#### Exercise:
Reprint each record exactly. Pictures are not reprinted.

#### Exercise material:
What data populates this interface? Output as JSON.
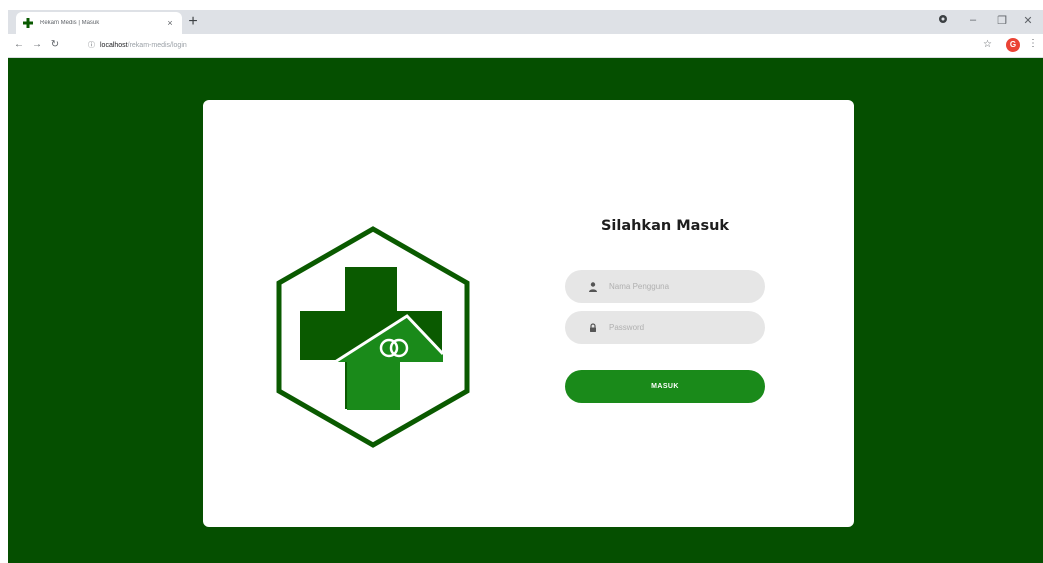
{
  "browser": {
    "tab_title": "Rekam Medis | Masuk",
    "tab_close": "×",
    "new_tab": "+",
    "url_host": "localhost",
    "url_path": "/rekam-medis/login",
    "window_minimize": "–",
    "window_restore": "❐",
    "window_close": "✕",
    "avatar_initial": "G",
    "icons": [
      "info-icon",
      "back-arrow-icon",
      "forward-arrow-icon",
      "reload-icon",
      "star-icon",
      "menu-dots-icon",
      "extension-icon"
    ]
  },
  "login": {
    "title": "Silahkan Masuk",
    "username_placeholder": "Nama Pengguna",
    "password_placeholder": "Password",
    "submit_label": "MASUK",
    "icons": [
      "user-icon",
      "lock-icon"
    ]
  },
  "colors": {
    "page_bg": "#054f00",
    "logo_dark": "#0a5a00",
    "logo_light": "#1a8a1a",
    "button": "#1a8a1a",
    "field_bg": "#e6e6e6"
  }
}
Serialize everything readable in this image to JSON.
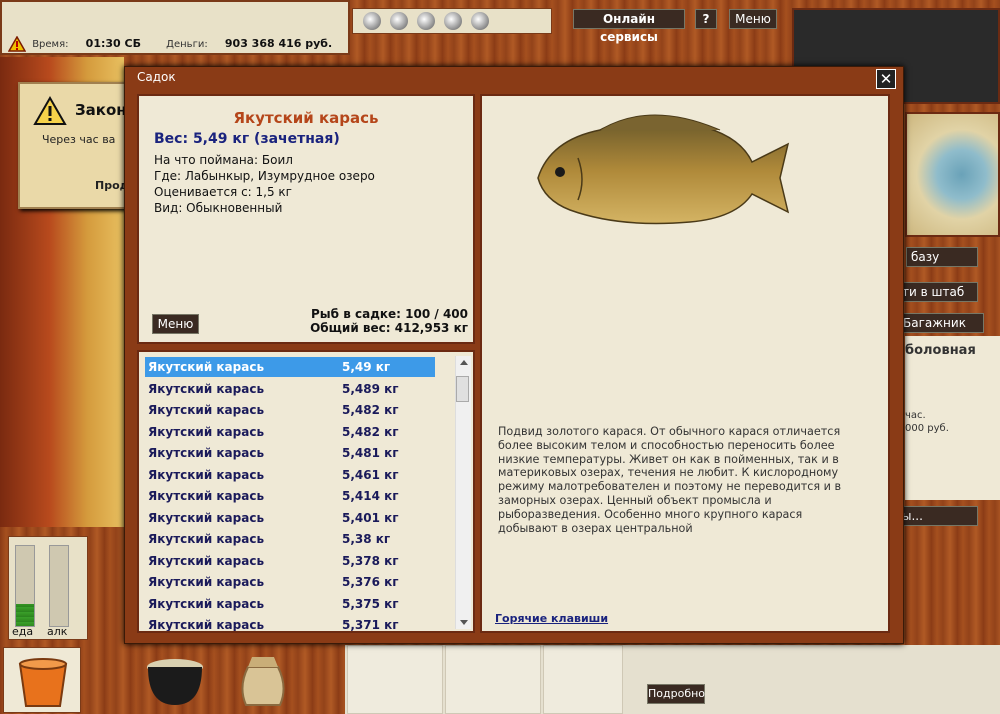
{
  "status": {
    "time_label": "Время:",
    "time_value": "01:30 СБ",
    "money_label": "Деньги:",
    "money_value": "903 368 416 руб."
  },
  "topbar": {
    "online_label": "Онлайн сервисы",
    "help_label": "?",
    "menu_label": "Меню"
  },
  "warning": {
    "title": "Закон",
    "text": "Через час ва",
    "more": "Прод"
  },
  "needs": {
    "food_label": "еда",
    "alcohol_label": "алк",
    "food_level": 0.28,
    "alcohol_level": 0
  },
  "right_panel": {
    "base_btn": "базу",
    "hq_btn": "ти в штаб",
    "trunk_btn": "Багажник",
    "title": "боловная",
    "line1": "час.",
    "line2": "000 руб.",
    "btn3": "ы..."
  },
  "bottom": {
    "detail_label": "Подробно"
  },
  "dialog": {
    "title": "Садок",
    "close_label": "✕",
    "fish_name": "Якутский карась",
    "weight_line": "Вес: 5,49 кг (зачетная)",
    "caught_on": "На что поймана: Боил",
    "where": "Где: Лабынкыр, Изумрудное озеро",
    "valued_from": "Оценивается с: 1,5 кг",
    "kind": "Вид: Обыкновенный",
    "menu_label": "Меню",
    "count_line": "Рыб в садке: 100 / 400",
    "total_line": "Общий вес: 412,953 кг",
    "description": "Подвид золотого карася. От обычного карася отличается более высоким телом и способностью переносить более низкие температуры. Живет он как в пойменных, так и в материковых озерах, течения не любит. К кислородному режиму малотребователен и поэтому не переводится и в заморных озерах. Ценный объект промысла и рыборазведения. Особенно много крупного карася добывают в озерах центральной",
    "hotkeys": "Горячие клавиши"
  },
  "fish_list": [
    {
      "name": "Якутский карась",
      "weight": "5,49 кг"
    },
    {
      "name": "Якутский карась",
      "weight": "5,489 кг"
    },
    {
      "name": "Якутский карась",
      "weight": "5,482 кг"
    },
    {
      "name": "Якутский карась",
      "weight": "5,482 кг"
    },
    {
      "name": "Якутский карась",
      "weight": "5,481 кг"
    },
    {
      "name": "Якутский карась",
      "weight": "5,461 кг"
    },
    {
      "name": "Якутский карась",
      "weight": "5,414 кг"
    },
    {
      "name": "Якутский карась",
      "weight": "5,401 кг"
    },
    {
      "name": "Якутский карась",
      "weight": "5,38 кг"
    },
    {
      "name": "Якутский карась",
      "weight": "5,378 кг"
    },
    {
      "name": "Якутский карась",
      "weight": "5,376 кг"
    },
    {
      "name": "Якутский карась",
      "weight": "5,375 кг"
    },
    {
      "name": "Якутский карась",
      "weight": "5,371 кг"
    }
  ],
  "colors": {
    "accent_name": "#b5461a",
    "weight_text": "#1a237e",
    "selected_row": "#3d9ae8",
    "wood": "#8a3b16",
    "parchment": "#efe9d6"
  }
}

#### Problem solution:
What data populates this interface? Output as JSON.
{
  "browser": {
    "tab_title": "Rekam Medis | Masuk",
    "tab_close": "×",
    "new_tab": "+",
    "url_host": "localhost",
    "url_path": "/rekam-medis/login",
    "window_minimize": "–",
    "window_restore": "❐",
    "window_close": "✕",
    "avatar_initial": "G",
    "icons": [
      "info-icon",
      "back-arrow-icon",
      "forward-arrow-icon",
      "reload-icon",
      "star-icon",
      "menu-dots-icon",
      "extension-icon"
    ]
  },
  "login": {
    "title": "Silahkan Masuk",
    "username_placeholder": "Nama Pengguna",
    "password_placeholder": "Password",
    "submit_label": "MASUK",
    "icons": [
      "user-icon",
      "lock-icon"
    ]
  },
  "colors": {
    "page_bg": "#054f00",
    "logo_dark": "#0a5a00",
    "logo_light": "#1a8a1a",
    "button": "#1a8a1a",
    "field_bg": "#e6e6e6"
  }
}
Serialize everything readable in this image to JSON.
{
  "status": {
    "time_label": "Время:",
    "time_value": "01:30 СБ",
    "money_label": "Деньги:",
    "money_value": "903 368 416 руб."
  },
  "topbar": {
    "online_label": "Онлайн сервисы",
    "help_label": "?",
    "menu_label": "Меню"
  },
  "warning": {
    "title": "Закон",
    "text": "Через час ва",
    "more": "Прод"
  },
  "needs": {
    "food_label": "еда",
    "alcohol_label": "алк",
    "food_level": 0.28,
    "alcohol_level": 0
  },
  "right_panel": {
    "base_btn": "базу",
    "hq_btn": "ти в штаб",
    "trunk_btn": "Багажник",
    "title": "боловная",
    "line1": "час.",
    "line2": "000 руб.",
    "btn3": "ы..."
  },
  "bottom": {
    "detail_label": "Подробно"
  },
  "dialog": {
    "title": "Садок",
    "close_label": "✕",
    "fish_name": "Якутский карась",
    "weight_line": "Вес: 5,49 кг (зачетная)",
    "caught_on": "На что поймана: Боил",
    "where": "Где: Лабынкыр, Изумрудное озеро",
    "valued_from": "Оценивается с: 1,5 кг",
    "kind": "Вид: Обыкновенный",
    "menu_label": "Меню",
    "count_line": "Рыб в садке: 100 / 400",
    "total_line": "Общий вес: 412,953 кг",
    "description": "Подвид золотого карася. От обычного карася отличается более высоким телом и способностью переносить более низкие температуры. Живет он как в пойменных, так и в материковых озерах, течения не любит. К кислородному режиму малотребователен и поэтому не переводится и в заморных озерах. Ценный объект промысла и рыборазведения. Особенно много крупного карася добывают в озерах центральной",
    "hotkeys": "Горячие клавиши"
  },
  "fish_list": [
    {
      "name": "Якутский карась",
      "weight": "5,49 кг"
    },
    {
      "name": "Якутский карась",
      "weight": "5,489 кг"
    },
    {
      "name": "Якутский карась",
      "weight": "5,482 кг"
    },
    {
      "name": "Якутский карась",
      "weight": "5,482 кг"
    },
    {
      "name": "Якутский карась",
      "weight": "5,481 кг"
    },
    {
      "name": "Якутский карась",
      "weight": "5,461 кг"
    },
    {
      "name": "Якутский карась",
      "weight": "5,414 кг"
    },
    {
      "name": "Якутский карась",
      "weight": "5,401 кг"
    },
    {
      "name": "Якутский карась",
      "weight": "5,38 кг"
    },
    {
      "name": "Якутский карась",
      "weight": "5,378 кг"
    },
    {
      "name": "Якутский карась",
      "weight": "5,376 кг"
    },
    {
      "name": "Якутский карась",
      "weight": "5,375 кг"
    },
    {
      "name": "Якутский карась",
      "weight": "5,371 кг"
    }
  ],
  "colors": {
    "accent_name": "#b5461a",
    "weight_text": "#1a237e",
    "selected_row": "#3d9ae8",
    "wood": "#8a3b16",
    "parchment": "#efe9d6"
  }
}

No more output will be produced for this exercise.